âHere is life and all its messy complications! Cancer is a bitch, life is a journey and other horrible feelings are all aired for free in this well-meaning drama about a subject that deserves much more nuanced treatment: assisted dying. Anna (Pitch Perfect’s Anna Camp) is the prodigal daughter rejected by her father when she revealed her homosexuality, who returns to Oregon to find him dead and her brother Michael (Steven Strait) laughed at her long absence . But she came back for a reason: to end her life (euthanasia is legal in the state) because she has inoperable cancer.

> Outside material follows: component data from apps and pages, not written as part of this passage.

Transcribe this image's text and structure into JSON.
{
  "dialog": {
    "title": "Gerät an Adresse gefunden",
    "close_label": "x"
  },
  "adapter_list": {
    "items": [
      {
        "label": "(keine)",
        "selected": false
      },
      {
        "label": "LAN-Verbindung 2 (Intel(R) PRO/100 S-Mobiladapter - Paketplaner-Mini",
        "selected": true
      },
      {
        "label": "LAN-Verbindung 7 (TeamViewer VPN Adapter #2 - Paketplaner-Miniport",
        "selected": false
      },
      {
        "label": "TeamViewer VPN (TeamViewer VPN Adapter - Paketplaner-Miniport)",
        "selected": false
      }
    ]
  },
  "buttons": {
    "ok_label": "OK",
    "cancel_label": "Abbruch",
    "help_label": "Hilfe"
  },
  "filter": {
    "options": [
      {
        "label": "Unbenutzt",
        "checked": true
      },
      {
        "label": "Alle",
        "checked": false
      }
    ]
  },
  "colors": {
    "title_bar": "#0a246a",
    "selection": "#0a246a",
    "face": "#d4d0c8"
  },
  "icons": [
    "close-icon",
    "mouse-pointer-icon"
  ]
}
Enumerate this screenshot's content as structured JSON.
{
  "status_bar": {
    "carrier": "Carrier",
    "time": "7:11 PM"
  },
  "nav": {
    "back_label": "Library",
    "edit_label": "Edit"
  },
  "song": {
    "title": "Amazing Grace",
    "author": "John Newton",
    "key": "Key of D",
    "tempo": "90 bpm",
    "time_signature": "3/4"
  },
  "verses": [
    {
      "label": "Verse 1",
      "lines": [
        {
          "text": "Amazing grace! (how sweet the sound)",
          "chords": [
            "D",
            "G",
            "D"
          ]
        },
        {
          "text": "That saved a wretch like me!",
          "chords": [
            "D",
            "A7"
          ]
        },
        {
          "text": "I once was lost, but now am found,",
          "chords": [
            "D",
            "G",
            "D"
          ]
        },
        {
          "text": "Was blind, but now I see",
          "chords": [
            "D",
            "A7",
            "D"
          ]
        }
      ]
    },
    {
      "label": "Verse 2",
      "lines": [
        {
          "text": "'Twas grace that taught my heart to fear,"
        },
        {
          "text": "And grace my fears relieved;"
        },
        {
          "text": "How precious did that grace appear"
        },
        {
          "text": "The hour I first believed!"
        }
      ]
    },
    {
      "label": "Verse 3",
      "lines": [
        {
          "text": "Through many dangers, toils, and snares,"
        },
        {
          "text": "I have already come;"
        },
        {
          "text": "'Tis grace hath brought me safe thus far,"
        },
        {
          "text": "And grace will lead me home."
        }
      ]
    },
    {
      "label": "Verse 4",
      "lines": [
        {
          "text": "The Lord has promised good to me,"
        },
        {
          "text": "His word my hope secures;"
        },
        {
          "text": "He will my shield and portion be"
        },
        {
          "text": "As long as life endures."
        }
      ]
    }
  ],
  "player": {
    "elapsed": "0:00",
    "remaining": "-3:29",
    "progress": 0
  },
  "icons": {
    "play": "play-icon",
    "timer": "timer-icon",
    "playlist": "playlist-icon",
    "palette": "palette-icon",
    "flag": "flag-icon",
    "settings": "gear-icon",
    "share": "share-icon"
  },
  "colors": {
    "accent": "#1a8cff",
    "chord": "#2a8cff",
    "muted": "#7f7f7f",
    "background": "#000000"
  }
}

Of course, Anna is an artist, which makes her death doubly tragic. Director Tim True clings to that kind of clichÃ©, while still letting the tone oscillate between hollow sentimentality and – with comedic neighbor Michael Gary (Joe Lo Truglio), who has Asperger’s syndrome, popping up as if in a Dignitas-sponsored episode of Cheers – cheap, heartbreak-compensating lightness. “It was disgusting shit,” Anna jokes when she finally lowers the lethal dose. Caught in what appears to be an endless montage of fireside philosophy and life-affirming dancefloor carpe diem, there is no dramatization of Anna’s decline or possible ambivalence about her decision. , and Michael’s resistance is dispatched with indecent speed.
Plus, Camp is just too cool to convince as a terminally ill. Perhaps the independent guitar soundtrack cradled True in such a state of melancholy acquiescence that he didn’t notice. The actor puts on a decent, shaky performance and is indeed distant on the home stretch. But the weird thing is, it’s the crudest role in the movie – tech savant Gary, flirting with Simple jack territory – which inadvertently introduces a certain unpredictability, and in one scene, a single touching note in an otherwise sinister and ersatz film.